### PROBLEM DESCRIPTION
Copy down every line of the data that follows exactly. Omit the pictures.
(STORED DATA)
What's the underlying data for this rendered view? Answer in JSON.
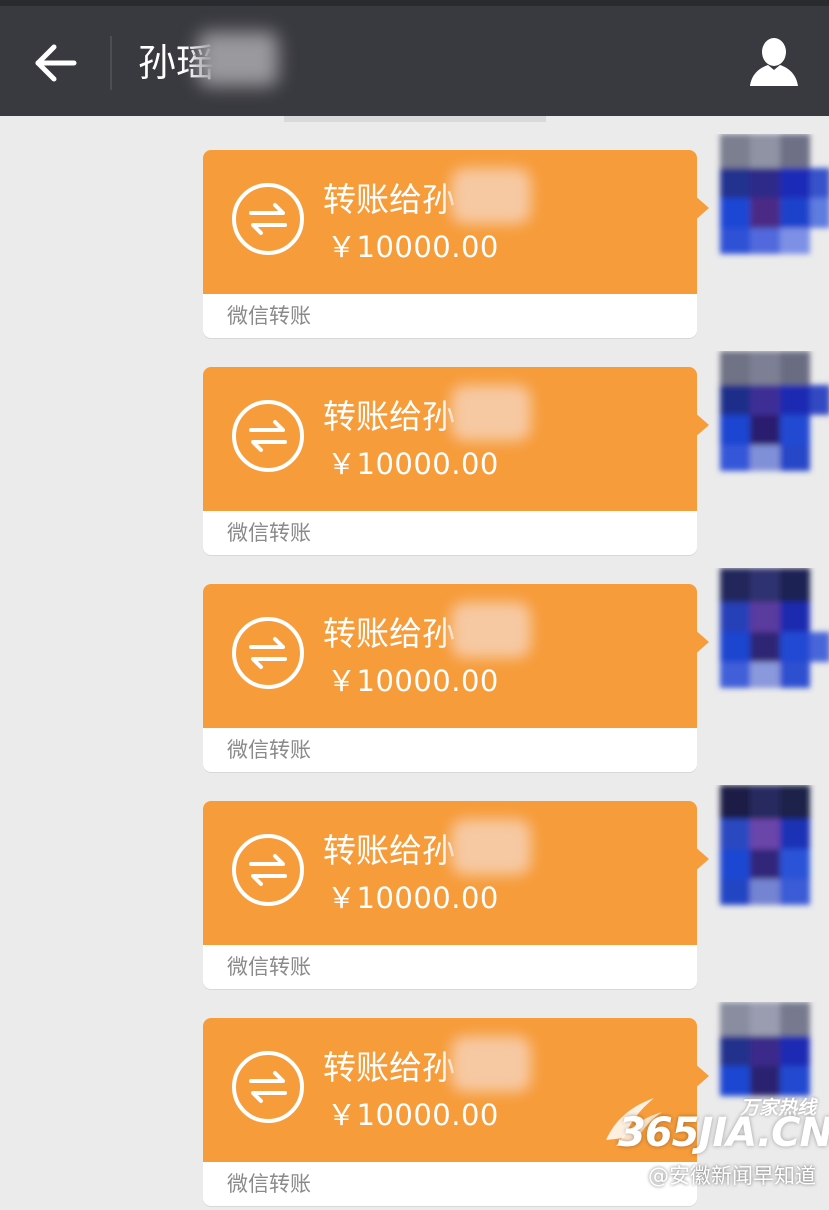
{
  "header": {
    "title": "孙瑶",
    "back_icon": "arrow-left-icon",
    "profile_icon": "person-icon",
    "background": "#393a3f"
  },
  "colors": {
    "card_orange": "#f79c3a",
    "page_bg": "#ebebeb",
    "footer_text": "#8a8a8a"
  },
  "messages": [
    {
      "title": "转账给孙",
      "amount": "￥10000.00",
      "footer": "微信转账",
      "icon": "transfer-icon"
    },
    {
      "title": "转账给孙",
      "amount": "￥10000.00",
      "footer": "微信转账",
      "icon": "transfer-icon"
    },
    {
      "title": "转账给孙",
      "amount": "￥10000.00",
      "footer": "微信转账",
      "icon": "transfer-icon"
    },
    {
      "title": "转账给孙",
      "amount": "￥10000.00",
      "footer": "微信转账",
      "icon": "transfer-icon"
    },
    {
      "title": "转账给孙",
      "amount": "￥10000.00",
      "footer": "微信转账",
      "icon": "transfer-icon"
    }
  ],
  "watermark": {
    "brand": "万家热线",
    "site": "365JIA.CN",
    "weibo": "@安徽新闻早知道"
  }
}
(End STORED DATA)
### WRITTEN REPLY
What's the underlying data for this rendered view? Answer in JSON.
{
  "header": {
    "title": "孙瑶",
    "back_icon": "arrow-left-icon",
    "profile_icon": "person-icon",
    "background": "#393a3f"
  },
  "colors": {
    "card_orange": "#f79c3a",
    "page_bg": "#ebebeb",
    "footer_text": "#8a8a8a"
  },
  "messages": [
    {
      "title": "转账给孙",
      "amount": "￥10000.00",
      "footer": "微信转账",
      "icon": "transfer-icon"
    },
    {
      "title": "转账给孙",
      "amount": "￥10000.00",
      "footer": "微信转账",
      "icon": "transfer-icon"
    },
    {
      "title": "转账给孙",
      "amount": "￥10000.00",
      "footer": "微信转账",
      "icon": "transfer-icon"
    },
    {
      "title": "转账给孙",
      "amount": "￥10000.00",
      "footer": "微信转账",
      "icon": "transfer-icon"
    },
    {
      "title": "转账给孙",
      "amount": "￥10000.00",
      "footer": "微信转账",
      "icon": "transfer-icon"
    }
  ],
  "watermark": {
    "brand": "万家热线",
    "site": "365JIA.CN",
    "weibo": "@安徽新闻早知道"
  }
}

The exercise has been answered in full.